Good businesses will always attract funding, but remember the cycle to go from investors to actual cash in the bank takes time.
Funding will become harder to raise than it was in the previous years, but corporations will also get more creative about how they conduct business with start-ups.
As a result of geopolitical uncertainty globally, particularly in the U.S., it’s going to be harder than ever for start-ups to raise capital. It’s likely that most US venture capitalists (VCs) will wait to see what the election means for them, and in terms of foreign resources and import/export, if the US slows down on investment, the rest of the world will slow down also. Good businesses will always attract funding, but the cycles to go from investors to actual cash in the bank will take longer.
That said, this also means that we’ll see a move from large, global corporations to working more and more with start-ups, developing innovation labs or funding arms and the like. In 2017, we’ll see more and more large companies and corporations tap into start-ups as a resource. The onus now will be on start-ups to step up their game in preparation, streamlining their processes and getting serious about the way they conduct business if they want to leverage these kinds of opportunities.

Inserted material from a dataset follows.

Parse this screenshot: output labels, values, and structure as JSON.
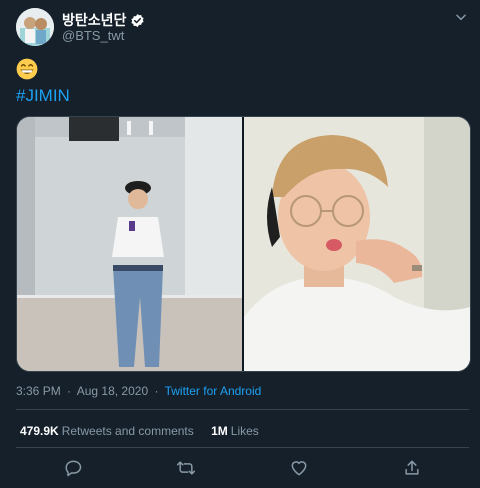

SMEs will go big on data in the wake of rising customer expectations, turning data-related start-ups into a commodity.
Consumer and corporate customers are getting used to fast, tailored services that anticipate their needs before they even have them. As a result, businesses can’t turn a blind eye to customer behaviours in 2017 – they will need to develop constant, faster feedback loops to provide the level of engagement and customisation required by today’s market or risk the bottom line. Across the board and internationally, SMBs are realising more and more that in order to win this kind of customer loyalty and remain competitive, they need to be better at collecting and interpreting data. This means data-related start-ups will become a commodity in the next 12 to 18 months, across all industries. Those that can leverage data to provide an experience or benefit to end-users based on predictions of what will appeal to them will have the most significant opportunities down the line, particularly across travel, entertainment and health verticals.
This will be a particularly exciting area for Australia in the coming year because when it comes to big data, service predictions and anticipating the needs of customers, this region is already ranking high. We’ve seen, and will continue to see, many market-leading initiatives from the start-up community and banks in particular, making this an area of high growth and one to watch in 2017.
Enterprise market saturation yields new alliances, creating massive opportunity for start-ups and SMEs.
In the next year or two, the oversaturated enterprise market will mean new alliances between huge enterprises – think Apple, Microsoft and big banks – and it will be interesting to see how these bigger players form new entities, teams or mergers. This will create cracks and gaps that are perfect for start-ups and SMEs to come in and fill. Because smaller businesses are typically more agile and able to take risks, this great enterprise collision will mean massive opportunities for those willing to jump in and grab them.
Stephane Ibos, CEO and Co-Founder, Maestrano